Many people either purchased a home at or near the peak of the real estate market (2003-2006) or refinanced their home mortgage to get cash out to make other purchases or even to pay down credit card debts. Now that the real estate market has crashed and many homes are valued substantially less than the amount owed, many people are struggling with the decision of how to keep their home or whether they should keep their home.
Foreclosure is what happens if you don’t pay the mortgage payments. The terms of the mortgage or deed of trust provide that the lender can sell the property to pay the debt if the borrower defaults on making the payments. In Arizona, most homes are secured with a deed of trust and upon default, the lender has the right to order the trustee to sell the property to pay the debt without having to file a lawsuit or ask a judge for permission. This is a non-judicial process and involves the following steps:
- The borrower must have missed paying one or more mortgage payments. This may prompt a call from the lender, a letter or both. However, most mortgage companies will not start foreclosure unless you are at least 3 payments behind.
- The lender records a Notice of Trustee Sale which includes the name and address of the trustee conducting the trustee sale, a description of the property, the amount of the debt owed (note that this amount changes daily) and the date the sale is to be conducted.
- The lender must attempt to notify the homeowner of the Notice of Trustee Sale. Lenders will often send a certified letter to the last known address of the borrower and post the Notice of Trustee Sale to the house on the property. I have seen them on garage doors and front doors. It is not unusual to see such notices on the driveway or even in the street after they have been blown away from the house.
- The lender must wait at least 90 days from the date the above notice was recorded before executing the trustee sale. During those 90 days the borrower can pay the arrears and the attorney costs to reinstate the trust to avoid the sale.
- The trustee sale is an auction which often takes place at the courthouse but that is not required. The lender does not have to sell if there is no bid or if the price is too low. The lender may postpone the sale several times and the property may remain in the name of the borrower for quite some time. The lender often takes title if there is no successful bid from others.

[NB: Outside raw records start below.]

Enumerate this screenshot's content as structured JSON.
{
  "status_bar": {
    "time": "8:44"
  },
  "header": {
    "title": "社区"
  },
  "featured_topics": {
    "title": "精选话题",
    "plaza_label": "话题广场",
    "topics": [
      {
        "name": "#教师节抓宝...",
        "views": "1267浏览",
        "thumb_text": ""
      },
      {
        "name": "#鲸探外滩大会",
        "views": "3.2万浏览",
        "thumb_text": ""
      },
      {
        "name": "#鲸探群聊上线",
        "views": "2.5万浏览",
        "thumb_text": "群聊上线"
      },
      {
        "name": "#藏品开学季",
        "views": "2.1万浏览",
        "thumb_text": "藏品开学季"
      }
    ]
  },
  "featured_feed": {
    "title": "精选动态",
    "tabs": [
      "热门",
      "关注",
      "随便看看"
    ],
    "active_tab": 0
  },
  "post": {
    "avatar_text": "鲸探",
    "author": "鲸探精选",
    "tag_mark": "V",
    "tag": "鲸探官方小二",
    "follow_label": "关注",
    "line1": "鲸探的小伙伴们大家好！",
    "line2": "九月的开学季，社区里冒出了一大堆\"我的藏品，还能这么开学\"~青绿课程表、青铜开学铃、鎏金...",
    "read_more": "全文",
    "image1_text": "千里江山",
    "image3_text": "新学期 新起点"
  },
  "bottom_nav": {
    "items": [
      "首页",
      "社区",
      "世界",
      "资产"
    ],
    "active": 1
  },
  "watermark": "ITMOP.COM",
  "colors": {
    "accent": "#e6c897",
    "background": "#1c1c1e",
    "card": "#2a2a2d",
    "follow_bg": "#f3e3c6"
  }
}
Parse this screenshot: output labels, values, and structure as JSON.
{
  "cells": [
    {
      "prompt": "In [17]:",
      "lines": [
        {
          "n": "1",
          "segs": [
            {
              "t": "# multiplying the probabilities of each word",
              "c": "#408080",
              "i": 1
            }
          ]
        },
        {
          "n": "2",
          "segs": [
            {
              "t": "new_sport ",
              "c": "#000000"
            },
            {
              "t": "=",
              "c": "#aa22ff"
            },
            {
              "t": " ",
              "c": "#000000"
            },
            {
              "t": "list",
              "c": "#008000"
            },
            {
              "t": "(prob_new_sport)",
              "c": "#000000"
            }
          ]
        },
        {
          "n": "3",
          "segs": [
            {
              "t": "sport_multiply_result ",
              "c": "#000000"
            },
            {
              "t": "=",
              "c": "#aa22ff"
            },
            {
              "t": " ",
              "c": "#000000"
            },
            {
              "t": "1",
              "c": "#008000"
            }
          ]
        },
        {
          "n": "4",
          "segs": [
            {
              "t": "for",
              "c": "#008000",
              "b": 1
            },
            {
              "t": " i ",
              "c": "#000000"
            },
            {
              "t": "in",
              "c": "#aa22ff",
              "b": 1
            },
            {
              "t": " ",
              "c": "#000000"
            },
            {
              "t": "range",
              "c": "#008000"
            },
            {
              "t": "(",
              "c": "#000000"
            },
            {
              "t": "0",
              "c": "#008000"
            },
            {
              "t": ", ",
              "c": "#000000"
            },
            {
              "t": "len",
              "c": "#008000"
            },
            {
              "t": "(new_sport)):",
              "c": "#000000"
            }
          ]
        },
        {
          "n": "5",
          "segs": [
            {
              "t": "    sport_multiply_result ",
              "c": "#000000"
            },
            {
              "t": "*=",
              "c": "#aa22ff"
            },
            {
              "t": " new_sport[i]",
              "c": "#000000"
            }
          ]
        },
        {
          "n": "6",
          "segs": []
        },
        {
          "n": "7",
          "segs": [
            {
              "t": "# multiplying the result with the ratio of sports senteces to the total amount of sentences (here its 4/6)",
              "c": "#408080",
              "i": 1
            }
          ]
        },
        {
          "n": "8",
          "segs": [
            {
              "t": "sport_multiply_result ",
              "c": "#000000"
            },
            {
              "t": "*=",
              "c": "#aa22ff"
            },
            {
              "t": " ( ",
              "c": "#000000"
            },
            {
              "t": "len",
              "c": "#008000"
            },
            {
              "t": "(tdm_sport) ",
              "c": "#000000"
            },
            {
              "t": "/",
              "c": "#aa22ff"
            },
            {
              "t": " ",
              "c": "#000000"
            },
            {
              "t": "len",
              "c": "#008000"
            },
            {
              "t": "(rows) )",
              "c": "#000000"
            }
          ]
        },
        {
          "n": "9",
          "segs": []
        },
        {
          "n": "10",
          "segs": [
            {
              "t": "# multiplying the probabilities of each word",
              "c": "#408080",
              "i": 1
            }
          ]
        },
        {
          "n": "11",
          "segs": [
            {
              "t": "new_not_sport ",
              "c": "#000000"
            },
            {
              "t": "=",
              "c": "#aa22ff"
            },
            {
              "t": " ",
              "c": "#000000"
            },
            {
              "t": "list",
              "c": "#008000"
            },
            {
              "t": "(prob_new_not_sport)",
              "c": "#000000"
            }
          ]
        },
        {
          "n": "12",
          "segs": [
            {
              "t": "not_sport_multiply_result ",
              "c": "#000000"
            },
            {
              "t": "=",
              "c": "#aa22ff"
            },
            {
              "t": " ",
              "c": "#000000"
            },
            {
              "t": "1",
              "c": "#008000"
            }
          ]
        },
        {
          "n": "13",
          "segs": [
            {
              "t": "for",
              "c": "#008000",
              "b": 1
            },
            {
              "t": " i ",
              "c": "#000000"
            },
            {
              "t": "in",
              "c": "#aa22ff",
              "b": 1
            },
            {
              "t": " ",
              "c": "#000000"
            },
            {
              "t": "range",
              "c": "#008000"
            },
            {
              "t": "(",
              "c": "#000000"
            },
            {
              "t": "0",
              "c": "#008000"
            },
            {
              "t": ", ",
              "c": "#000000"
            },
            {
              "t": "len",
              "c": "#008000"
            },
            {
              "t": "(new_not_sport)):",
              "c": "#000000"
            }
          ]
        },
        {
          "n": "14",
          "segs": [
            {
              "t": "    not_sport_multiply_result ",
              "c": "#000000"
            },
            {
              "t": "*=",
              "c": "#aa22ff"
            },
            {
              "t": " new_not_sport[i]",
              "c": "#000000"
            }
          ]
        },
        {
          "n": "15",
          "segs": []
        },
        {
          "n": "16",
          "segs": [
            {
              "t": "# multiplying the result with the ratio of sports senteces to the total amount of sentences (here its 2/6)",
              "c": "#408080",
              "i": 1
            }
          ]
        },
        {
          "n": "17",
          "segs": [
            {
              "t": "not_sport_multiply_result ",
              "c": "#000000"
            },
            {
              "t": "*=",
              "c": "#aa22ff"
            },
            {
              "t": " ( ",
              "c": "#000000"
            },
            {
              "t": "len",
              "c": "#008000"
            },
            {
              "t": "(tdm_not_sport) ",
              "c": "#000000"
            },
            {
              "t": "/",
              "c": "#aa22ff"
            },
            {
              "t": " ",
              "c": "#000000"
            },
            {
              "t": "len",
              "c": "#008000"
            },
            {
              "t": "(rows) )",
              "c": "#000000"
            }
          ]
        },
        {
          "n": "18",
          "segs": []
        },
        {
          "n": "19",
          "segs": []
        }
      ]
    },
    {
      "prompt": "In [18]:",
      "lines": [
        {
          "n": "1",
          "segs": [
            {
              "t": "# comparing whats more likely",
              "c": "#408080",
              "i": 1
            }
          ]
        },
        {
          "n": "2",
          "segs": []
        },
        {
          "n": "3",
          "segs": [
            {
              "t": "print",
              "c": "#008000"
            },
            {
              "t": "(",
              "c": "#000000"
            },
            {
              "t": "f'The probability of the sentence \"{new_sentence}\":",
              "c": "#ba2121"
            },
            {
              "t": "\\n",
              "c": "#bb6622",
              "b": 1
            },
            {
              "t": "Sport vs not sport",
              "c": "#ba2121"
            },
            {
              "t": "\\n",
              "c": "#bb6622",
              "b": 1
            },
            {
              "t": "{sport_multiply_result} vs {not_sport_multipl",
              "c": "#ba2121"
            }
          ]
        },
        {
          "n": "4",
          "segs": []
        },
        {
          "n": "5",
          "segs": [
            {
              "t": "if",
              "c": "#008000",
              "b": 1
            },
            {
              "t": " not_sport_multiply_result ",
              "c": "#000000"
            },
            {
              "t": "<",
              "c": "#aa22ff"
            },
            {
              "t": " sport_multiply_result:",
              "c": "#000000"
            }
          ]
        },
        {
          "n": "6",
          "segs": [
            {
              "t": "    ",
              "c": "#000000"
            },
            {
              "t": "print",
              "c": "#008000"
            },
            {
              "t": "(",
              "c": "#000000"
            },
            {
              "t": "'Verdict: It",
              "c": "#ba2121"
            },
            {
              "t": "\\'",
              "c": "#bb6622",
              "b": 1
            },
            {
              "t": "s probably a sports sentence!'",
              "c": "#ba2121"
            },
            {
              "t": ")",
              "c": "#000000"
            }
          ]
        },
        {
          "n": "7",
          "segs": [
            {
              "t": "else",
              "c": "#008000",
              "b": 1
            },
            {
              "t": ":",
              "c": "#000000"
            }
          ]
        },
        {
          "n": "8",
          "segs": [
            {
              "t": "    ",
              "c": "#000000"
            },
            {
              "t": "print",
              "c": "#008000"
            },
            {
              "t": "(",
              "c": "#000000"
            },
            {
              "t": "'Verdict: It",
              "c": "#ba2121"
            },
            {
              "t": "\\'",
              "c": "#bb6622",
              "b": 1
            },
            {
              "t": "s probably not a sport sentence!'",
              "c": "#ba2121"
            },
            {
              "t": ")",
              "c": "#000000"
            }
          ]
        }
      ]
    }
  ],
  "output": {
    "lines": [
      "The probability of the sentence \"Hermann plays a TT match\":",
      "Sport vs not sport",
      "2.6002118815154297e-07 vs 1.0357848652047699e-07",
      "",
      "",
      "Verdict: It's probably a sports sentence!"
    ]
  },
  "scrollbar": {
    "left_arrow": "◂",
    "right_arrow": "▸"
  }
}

Because the value of the property has declined so dramatically, often in the range of 30% – 50%, many homeowners are wrestling with the decision of whether they should continue to make the payments. If you made a large down payment at purchase and you have invested substantial sums for improvements to the property, you may be very reluctant to think about any option other than keeping the property. However, there are some economic considerations which may affect your decision. Here are some important considerations:
- Can you afford to make the payment now and will the payment remain fixed? If so, you might feel an obligation to honor your agreement and continue to make the payments. If you cannot make the payments now or if you are anticipating that when the rate adjusts upward, you will not be able to make the payments, then consider the other options
- You may recognize that if your property appreciates at historical rates of 2% or 3% per year, you will never regain an equity position in your home. Therefore, your reason for owning a home may no longer exist.
- You may be able to rent a home in the same neighborhood, perhaps one with the same floor plan, for substantially less than the sum of the mortgage payment, the insurance, taxes and HOA dues.
- You could save the difference and after a few years, use that nest-egg to pay a down payment on another home which is for sale for nearly one-half of the price you paid for the home you bought at the peak of the market.
However, if you do want to keep your home, and you have gotten behind on the payments, you can use a chapter 13 bankruptcy to catch up on the arrears. You will still need to make the mortgage payments as indicated in the promissory note and also make payments according to a plan of reorganization which will include monthly payments of 1/60th of the amount due for arrears.
Filing a chapter 7 bankruptcy will not resolve the deficiency or the pending foreclosure. However, filing a chapter 7 bankruptcy will delay foreclosure for a few months while your lender seeks permission from the court to proceed with foreclosure. During that time, the lender may entertain allowing a modification of your loan so that you can continue to make the payments.
Call 480-755-8000 to speak with our Arizona bankruptcy attorney today for immediate help.